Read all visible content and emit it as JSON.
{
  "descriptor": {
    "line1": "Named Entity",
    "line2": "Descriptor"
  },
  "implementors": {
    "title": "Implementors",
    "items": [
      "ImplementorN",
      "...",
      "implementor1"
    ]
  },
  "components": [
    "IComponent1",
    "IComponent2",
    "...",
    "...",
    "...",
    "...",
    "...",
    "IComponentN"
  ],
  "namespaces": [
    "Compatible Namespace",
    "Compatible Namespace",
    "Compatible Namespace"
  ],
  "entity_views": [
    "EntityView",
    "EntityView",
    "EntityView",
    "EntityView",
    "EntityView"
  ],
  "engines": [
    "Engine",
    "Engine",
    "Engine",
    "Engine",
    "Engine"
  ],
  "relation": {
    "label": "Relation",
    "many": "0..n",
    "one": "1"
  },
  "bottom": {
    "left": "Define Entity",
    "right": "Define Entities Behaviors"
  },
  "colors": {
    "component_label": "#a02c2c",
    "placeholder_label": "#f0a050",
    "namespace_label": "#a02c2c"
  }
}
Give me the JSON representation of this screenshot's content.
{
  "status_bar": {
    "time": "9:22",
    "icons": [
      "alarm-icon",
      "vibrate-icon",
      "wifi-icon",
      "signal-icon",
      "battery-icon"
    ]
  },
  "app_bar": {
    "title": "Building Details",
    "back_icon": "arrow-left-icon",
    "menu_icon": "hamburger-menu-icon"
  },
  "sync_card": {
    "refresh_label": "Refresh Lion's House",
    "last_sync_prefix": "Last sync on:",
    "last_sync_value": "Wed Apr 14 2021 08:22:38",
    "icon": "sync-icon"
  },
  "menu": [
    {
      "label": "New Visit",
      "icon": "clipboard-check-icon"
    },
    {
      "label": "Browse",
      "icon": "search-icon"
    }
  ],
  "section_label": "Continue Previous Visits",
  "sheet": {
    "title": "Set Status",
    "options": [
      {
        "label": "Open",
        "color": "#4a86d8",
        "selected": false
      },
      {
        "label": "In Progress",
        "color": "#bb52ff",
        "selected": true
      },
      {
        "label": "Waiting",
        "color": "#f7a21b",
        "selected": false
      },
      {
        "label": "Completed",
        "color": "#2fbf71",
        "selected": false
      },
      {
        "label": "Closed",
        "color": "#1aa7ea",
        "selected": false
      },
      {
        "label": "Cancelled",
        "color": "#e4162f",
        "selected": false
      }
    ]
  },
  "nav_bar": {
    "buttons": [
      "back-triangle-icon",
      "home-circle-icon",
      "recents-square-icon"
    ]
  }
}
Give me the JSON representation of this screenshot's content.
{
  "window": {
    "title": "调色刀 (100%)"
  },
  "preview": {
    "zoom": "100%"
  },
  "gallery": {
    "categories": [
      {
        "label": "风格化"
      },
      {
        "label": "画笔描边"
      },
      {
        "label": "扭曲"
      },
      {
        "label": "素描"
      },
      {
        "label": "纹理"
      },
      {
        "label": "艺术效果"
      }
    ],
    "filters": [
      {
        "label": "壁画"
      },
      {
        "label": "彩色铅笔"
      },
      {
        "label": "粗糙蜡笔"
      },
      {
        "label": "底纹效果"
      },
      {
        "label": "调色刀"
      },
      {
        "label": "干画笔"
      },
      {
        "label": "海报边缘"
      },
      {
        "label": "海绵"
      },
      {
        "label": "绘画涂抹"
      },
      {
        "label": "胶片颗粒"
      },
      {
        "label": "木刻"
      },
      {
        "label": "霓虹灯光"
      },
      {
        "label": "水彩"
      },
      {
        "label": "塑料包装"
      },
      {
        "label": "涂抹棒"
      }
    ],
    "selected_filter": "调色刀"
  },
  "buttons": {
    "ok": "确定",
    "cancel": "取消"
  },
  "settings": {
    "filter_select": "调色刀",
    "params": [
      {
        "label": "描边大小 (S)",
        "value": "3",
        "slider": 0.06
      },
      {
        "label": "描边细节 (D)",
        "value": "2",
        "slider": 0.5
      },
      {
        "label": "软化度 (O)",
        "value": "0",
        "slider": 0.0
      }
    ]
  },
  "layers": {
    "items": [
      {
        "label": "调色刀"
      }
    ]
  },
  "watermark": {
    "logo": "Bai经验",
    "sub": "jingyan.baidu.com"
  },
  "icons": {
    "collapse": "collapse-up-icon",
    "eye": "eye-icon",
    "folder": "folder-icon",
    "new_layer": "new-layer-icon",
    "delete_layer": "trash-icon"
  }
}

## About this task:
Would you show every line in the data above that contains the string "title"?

## Solved exercise:
    "title": "Implementors",
    "title": "Building Details",
    "title": "Set Status",
    "title": "调色刀 (100%)"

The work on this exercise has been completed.